Navi Pillay is the president of the Madrid-based International Commission Against the Death Penalty. She has been the United Nations high commissioner for human rights since 2008. She was the first woman to start a law practice in her home province of Natal in 1967 in South Africa. Over the next few years, she was a defense lawyer for anti-apartheid activists; she also lectured at the University of KwaZulu-Natal and later was appointed vice president of the council at the University of Durban Westville. In 1995, after the end of apartheid, Pillay was appointed an acting judge on the South African High Court and became a judge on the International Criminal Tribunal for Rwanda, where she served eight years, the last four (1999-2003) as president. In 2003, she was appointed a judge on the International Criminal Court.

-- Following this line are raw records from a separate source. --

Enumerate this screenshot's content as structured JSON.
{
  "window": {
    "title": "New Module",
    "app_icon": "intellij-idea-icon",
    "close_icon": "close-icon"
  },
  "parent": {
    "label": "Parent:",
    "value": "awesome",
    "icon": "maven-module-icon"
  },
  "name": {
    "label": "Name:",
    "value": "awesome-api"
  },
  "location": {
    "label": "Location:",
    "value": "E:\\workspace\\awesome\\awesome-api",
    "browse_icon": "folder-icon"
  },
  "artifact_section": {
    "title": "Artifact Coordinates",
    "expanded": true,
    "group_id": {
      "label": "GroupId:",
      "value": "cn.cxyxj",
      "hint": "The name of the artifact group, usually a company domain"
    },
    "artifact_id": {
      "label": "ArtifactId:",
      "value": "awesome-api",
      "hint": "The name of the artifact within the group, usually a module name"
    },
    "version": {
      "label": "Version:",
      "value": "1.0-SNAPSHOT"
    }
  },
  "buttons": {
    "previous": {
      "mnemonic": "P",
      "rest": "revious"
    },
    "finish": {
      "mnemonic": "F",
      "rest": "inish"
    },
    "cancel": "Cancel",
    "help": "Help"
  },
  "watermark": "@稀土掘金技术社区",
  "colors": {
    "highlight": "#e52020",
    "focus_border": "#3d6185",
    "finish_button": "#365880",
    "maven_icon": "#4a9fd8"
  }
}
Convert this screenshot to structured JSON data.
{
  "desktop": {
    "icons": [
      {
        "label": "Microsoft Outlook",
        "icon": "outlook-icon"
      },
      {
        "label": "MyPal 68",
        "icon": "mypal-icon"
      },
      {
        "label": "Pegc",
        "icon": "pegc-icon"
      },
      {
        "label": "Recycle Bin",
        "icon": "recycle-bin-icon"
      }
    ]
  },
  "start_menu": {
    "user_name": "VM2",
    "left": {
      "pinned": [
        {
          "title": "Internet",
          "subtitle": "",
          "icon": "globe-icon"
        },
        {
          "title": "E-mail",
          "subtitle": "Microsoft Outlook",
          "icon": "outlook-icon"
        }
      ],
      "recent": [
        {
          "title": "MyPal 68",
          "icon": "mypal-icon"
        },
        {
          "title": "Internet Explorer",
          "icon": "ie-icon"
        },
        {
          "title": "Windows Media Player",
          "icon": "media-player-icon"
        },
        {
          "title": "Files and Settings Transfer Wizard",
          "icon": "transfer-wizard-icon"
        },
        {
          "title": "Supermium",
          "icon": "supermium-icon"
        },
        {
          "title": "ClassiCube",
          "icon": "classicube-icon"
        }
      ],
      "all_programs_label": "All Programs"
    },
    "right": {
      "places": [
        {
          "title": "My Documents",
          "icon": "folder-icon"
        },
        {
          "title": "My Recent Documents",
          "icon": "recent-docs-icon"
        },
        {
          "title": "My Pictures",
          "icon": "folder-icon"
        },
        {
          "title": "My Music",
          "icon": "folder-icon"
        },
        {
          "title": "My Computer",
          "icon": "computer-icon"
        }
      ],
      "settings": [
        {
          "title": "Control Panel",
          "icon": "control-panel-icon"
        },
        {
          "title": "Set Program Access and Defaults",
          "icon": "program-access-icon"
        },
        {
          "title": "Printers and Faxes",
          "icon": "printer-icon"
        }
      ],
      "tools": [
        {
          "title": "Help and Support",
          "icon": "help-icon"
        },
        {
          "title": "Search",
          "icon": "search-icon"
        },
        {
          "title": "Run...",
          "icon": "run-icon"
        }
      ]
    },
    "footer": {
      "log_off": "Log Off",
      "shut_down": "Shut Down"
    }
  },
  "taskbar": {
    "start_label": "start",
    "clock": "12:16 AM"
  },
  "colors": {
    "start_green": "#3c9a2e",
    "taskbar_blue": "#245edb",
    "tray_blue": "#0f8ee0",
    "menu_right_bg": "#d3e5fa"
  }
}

In South Africa, as a member of the Women's National Coalition, she contributed to the inclusion of the equality clause in the Constitution that prohibits discrimination on grounds of race, gender, religion and sexual orientation. She co-founded Equality Now, an international women's rights organization, and has been involved with other organizations working on issues relating to children, detainees, victims of torture and domestic violence as well as economic, social and cultural rights.
Pillay received a bachelor of arts degree and a bachelor of laws degree from Natal University South Africa. She also holds a master of law and a doctorate of juridical science from Harvard University. She has two daughters.